Mental health stigma is an issue for students in further education

The National Union of Students’ new Charter for Mental Health in Further Education Colleges reports that stigma around mental illness prevents many students from accessing mental health services. They call on colleges to not just invest in services but also to look holistically at college life, and create policies and procedures to both provide better mental health support and tackle its causes.

 

Discussions in the media and academic research tend to focus on the needs of schools and universities but, the NUS ask – what about those students between 16 and 18 in further education (FE)?

 

Their 2015 mental health survey of FE students found that, in the last year

  • 87% of total respondents have felt stress
  • 77% have suffered anxiety
  • 69% have felt depressed in the last year.
  • Most concerning, 33% of total respondents have had suicidal thoughts – around double the figure (17%) for the general population. This rose to 55% amongst respondents who did not identify as heterosexual.

 

Despite all the awareness raising campaigns, students described a continuing lack of understanding around mental health. Stigma and discrimination relating to mental health was experienced by 90% of young people experience stigma and discrimination about their mental health.

 

Barriers to accessing treatments included

  • Stigma and a perception that one would be considered “weak” for asking for help
  • A lack of recognition or acceptance of a problem
  • Believing their situation was “not serious enough” to warrant accessing services

 

Other factors included a perceived lack of staff training in mental health awareness, poor communication of the services available, long waiting lists, concerns about funding and availability of services and a lack of trust in services.

What do students want mental health provision to look like?

  • Adequately funded so that students can access the right support when it is needed
  • More highly trained counsellors, mental health aware-staff and trained peer supporters
  • Proactive rather than fire-fighting crises

Importantly, students want to collaborate in the support they receive. This is encouraging as it denotes a willingness to be empowered and active in the solution to an individual problem.

The NUS reports that “Students don’t simply want to be told that they have to take the only option that is available to them.
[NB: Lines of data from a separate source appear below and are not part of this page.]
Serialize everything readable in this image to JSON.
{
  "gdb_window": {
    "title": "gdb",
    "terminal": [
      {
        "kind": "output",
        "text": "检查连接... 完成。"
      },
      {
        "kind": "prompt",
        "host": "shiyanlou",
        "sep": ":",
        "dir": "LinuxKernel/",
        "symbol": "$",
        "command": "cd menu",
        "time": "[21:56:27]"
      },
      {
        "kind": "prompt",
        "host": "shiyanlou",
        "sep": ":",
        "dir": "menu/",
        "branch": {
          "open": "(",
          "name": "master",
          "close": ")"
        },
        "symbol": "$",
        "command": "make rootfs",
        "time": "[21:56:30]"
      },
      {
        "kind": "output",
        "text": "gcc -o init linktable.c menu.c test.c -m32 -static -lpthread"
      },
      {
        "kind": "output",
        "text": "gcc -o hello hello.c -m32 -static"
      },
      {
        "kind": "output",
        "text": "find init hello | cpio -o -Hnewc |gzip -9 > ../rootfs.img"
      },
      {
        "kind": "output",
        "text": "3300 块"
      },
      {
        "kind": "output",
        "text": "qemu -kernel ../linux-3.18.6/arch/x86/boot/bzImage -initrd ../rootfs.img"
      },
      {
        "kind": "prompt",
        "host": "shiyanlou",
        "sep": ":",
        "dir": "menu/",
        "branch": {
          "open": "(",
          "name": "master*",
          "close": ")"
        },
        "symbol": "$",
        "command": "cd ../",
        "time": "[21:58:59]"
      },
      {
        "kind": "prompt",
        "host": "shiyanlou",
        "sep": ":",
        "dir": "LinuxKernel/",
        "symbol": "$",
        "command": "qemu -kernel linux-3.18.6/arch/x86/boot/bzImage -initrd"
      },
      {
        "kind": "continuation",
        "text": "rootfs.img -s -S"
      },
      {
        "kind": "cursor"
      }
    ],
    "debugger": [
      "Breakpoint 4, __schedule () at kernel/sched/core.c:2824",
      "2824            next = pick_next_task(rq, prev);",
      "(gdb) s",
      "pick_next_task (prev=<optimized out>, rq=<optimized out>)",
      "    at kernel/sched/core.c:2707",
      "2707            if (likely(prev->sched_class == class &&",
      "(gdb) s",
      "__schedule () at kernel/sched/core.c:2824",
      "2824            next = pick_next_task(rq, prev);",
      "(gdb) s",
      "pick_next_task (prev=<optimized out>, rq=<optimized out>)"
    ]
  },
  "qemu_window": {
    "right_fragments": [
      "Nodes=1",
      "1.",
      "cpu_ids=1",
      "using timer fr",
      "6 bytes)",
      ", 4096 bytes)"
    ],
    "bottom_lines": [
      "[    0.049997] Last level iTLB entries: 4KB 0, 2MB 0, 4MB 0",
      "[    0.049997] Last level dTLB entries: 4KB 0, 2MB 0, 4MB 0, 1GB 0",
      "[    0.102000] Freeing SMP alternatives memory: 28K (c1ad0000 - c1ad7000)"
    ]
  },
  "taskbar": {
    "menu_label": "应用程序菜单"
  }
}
Mental health issues affect people differently and what works for one student won’t necessarily work for another. They need to be consulted, spoken to and listened to in any discussions around mental health provision.”

As mental health professionals, we should always be flexible in the services we offer. We must recognise and respect that there are a wide range of options in addition to traditional talking therapies, for example courses on mindfulness, resilience and self-care and indeed services such as our blended e-health trauma support programme.

They are not intended to replace traditional talking therapies but reflect the recognition that one size will never fit all.

Read the NUS report at http://www.nusconnect.org.uk/resources/further-education-and-mental-health-report